TASK PROMPT: Leaving the pictures aside, reproduce the data in full and word for word.

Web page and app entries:
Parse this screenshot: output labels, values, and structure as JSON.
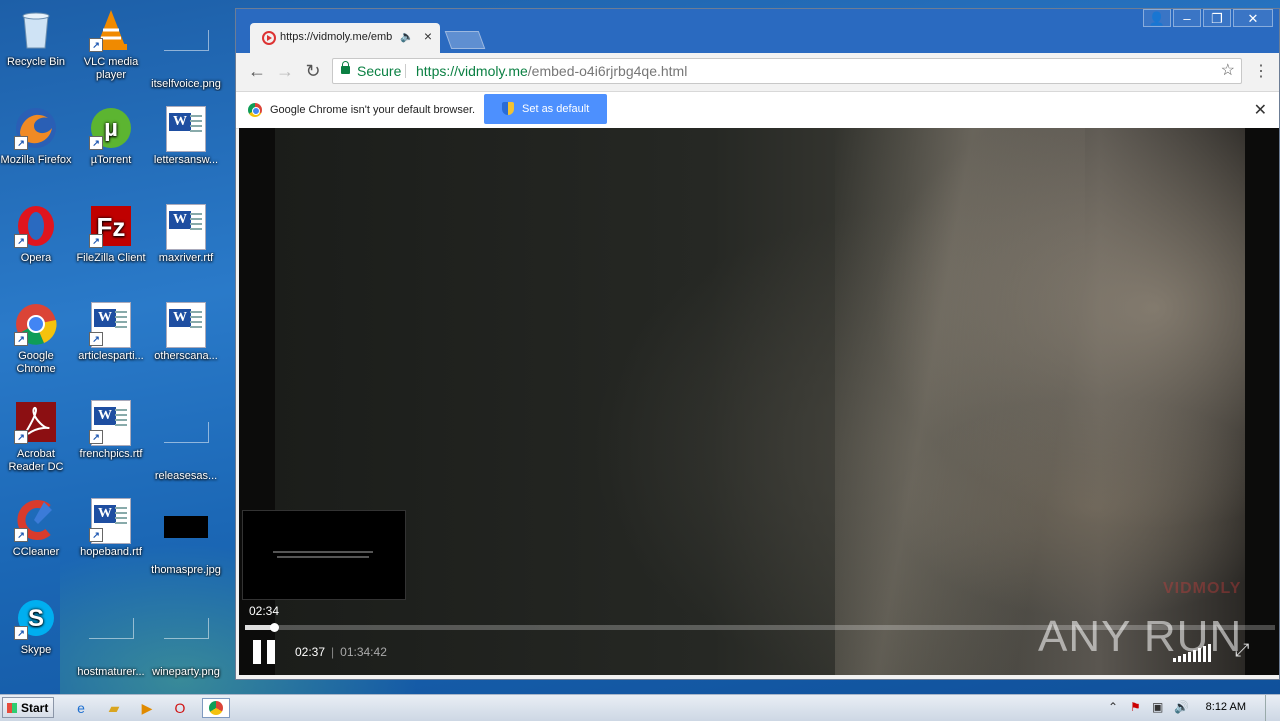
{
  "desktop": {
    "icons": [
      {
        "label": "Recycle Bin"
      },
      {
        "label": "VLC media player"
      },
      {
        "label": "itselfvoice.png"
      },
      {
        "label": "Mozilla Firefox"
      },
      {
        "label": "µTorrent"
      },
      {
        "label": "lettersansw..."
      },
      {
        "label": "Opera"
      },
      {
        "label": "FileZilla Client"
      },
      {
        "label": "maxriver.rtf"
      },
      {
        "label": "Google Chrome"
      },
      {
        "label": "articlesparti..."
      },
      {
        "label": "otherscana..."
      },
      {
        "label": "Acrobat Reader DC"
      },
      {
        "label": "frenchpics.rtf"
      },
      {
        "label": "releasesas..."
      },
      {
        "label": "CCleaner"
      },
      {
        "label": "hopeband.rtf"
      },
      {
        "label": "thomaspre.jpg"
      },
      {
        "label": "Skype"
      },
      {
        "label": "hostmaturer..."
      },
      {
        "label": "wineparty.png"
      }
    ]
  },
  "browser": {
    "tab_title": "https://vidmoly.me/emb",
    "address": {
      "secure_label": "Secure",
      "url_host": "https://vidmoly.me",
      "url_path": "/embed-o4i6rjrbg4qe.html"
    },
    "infobar": {
      "message": "Google Chrome isn't your default browser.",
      "button": "Set as default"
    }
  },
  "player": {
    "hover_time": "02:34",
    "current_time": "02:37",
    "separator": "|",
    "total_time": "01:34:42",
    "progress_fraction": 0.028,
    "brand": "VIDMOLY"
  },
  "watermark": "ANY RUN",
  "taskbar": {
    "start_label": "Start",
    "clock": "8:12 AM"
  }
}
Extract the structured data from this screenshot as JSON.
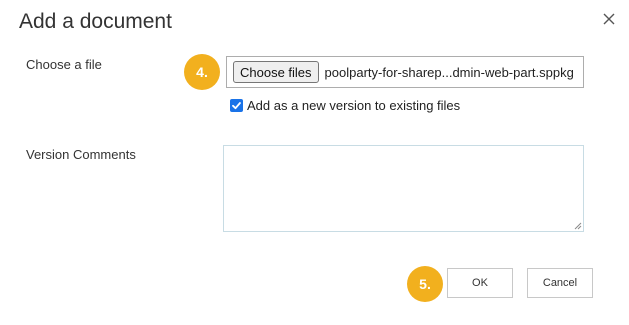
{
  "dialog": {
    "title": "Add a document",
    "close_icon": "close-icon"
  },
  "file_row": {
    "label": "Choose a file",
    "step_badge": "4.",
    "choose_button_label": "Choose files",
    "file_name": "poolparty-for-sharep...dmin-web-part.sppkg"
  },
  "version_option": {
    "checked": true,
    "label": "Add as a new version to existing files"
  },
  "comments": {
    "label": "Version Comments",
    "value": ""
  },
  "actions": {
    "step_badge": "5.",
    "ok_label": "OK",
    "cancel_label": "Cancel"
  },
  "colors": {
    "badge": "#f2b01e",
    "checkbox": "#1a73e8",
    "comments_border": "#c8dce4"
  }
}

WRITTEN RESPONSE:
Parse this screenshot: output labels, values, and structure as JSON.
{
  "desktop": {
    "icons": [
      {
        "label": "Recycle Bin"
      },
      {
        "label": "VLC media player"
      },
      {
        "label": "itselfvoice.png"
      },
      {
        "label": "Mozilla Firefox"
      },
      {
        "label": "µTorrent"
      },
      {
        "label": "lettersansw..."
      },
      {
        "label": "Opera"
      },
      {
        "label": "FileZilla Client"
      },
      {
        "label": "maxriver.rtf"
      },
      {
        "label": "Google Chrome"
      },
      {
        "label": "articlesparti..."
      },
      {
        "label": "otherscana..."
      },
      {
        "label": "Acrobat Reader DC"
      },
      {
        "label": "frenchpics.rtf"
      },
      {
        "label": "releasesas..."
      },
      {
        "label": "CCleaner"
      },
      {
        "label": "hopeband.rtf"
      },
      {
        "label": "thomaspre.jpg"
      },
      {
        "label": "Skype"
      },
      {
        "label": "hostmaturer..."
      },
      {
        "label": "wineparty.png"
      }
    ]
  },
  "browser": {
    "tab_title": "https://vidmoly.me/emb",
    "address": {
      "secure_label": "Secure",
      "url_host": "https://vidmoly.me",
      "url_path": "/embed-o4i6rjrbg4qe.html"
    },
    "infobar": {
      "message": "Google Chrome isn't your default browser.",
      "button": "Set as default"
    }
  },
  "player": {
    "hover_time": "02:34",
    "current_time": "02:37",
    "separator": "|",
    "total_time": "01:34:42",
    "progress_fraction": 0.028,
    "brand": "VIDMOLY"
  },
  "watermark": "ANY RUN",
  "taskbar": {
    "start_label": "Start",
    "clock": "8:12 AM"
  }
}
Extract the structured data from this screenshot as JSON.
{
  "dialog": {
    "title": "Add a document",
    "close_icon": "close-icon"
  },
  "file_row": {
    "label": "Choose a file",
    "step_badge": "4.",
    "choose_button_label": "Choose files",
    "file_name": "poolparty-for-sharep...dmin-web-part.sppkg"
  },
  "version_option": {
    "checked": true,
    "label": "Add as a new version to existing files"
  },
  "comments": {
    "label": "Version Comments",
    "value": ""
  },
  "actions": {
    "step_badge": "5.",
    "ok_label": "OK",
    "cancel_label": "Cancel"
  },
  "colors": {
    "badge": "#f2b01e",
    "checkbox": "#1a73e8",
    "comments_border": "#c8dce4"
  }
}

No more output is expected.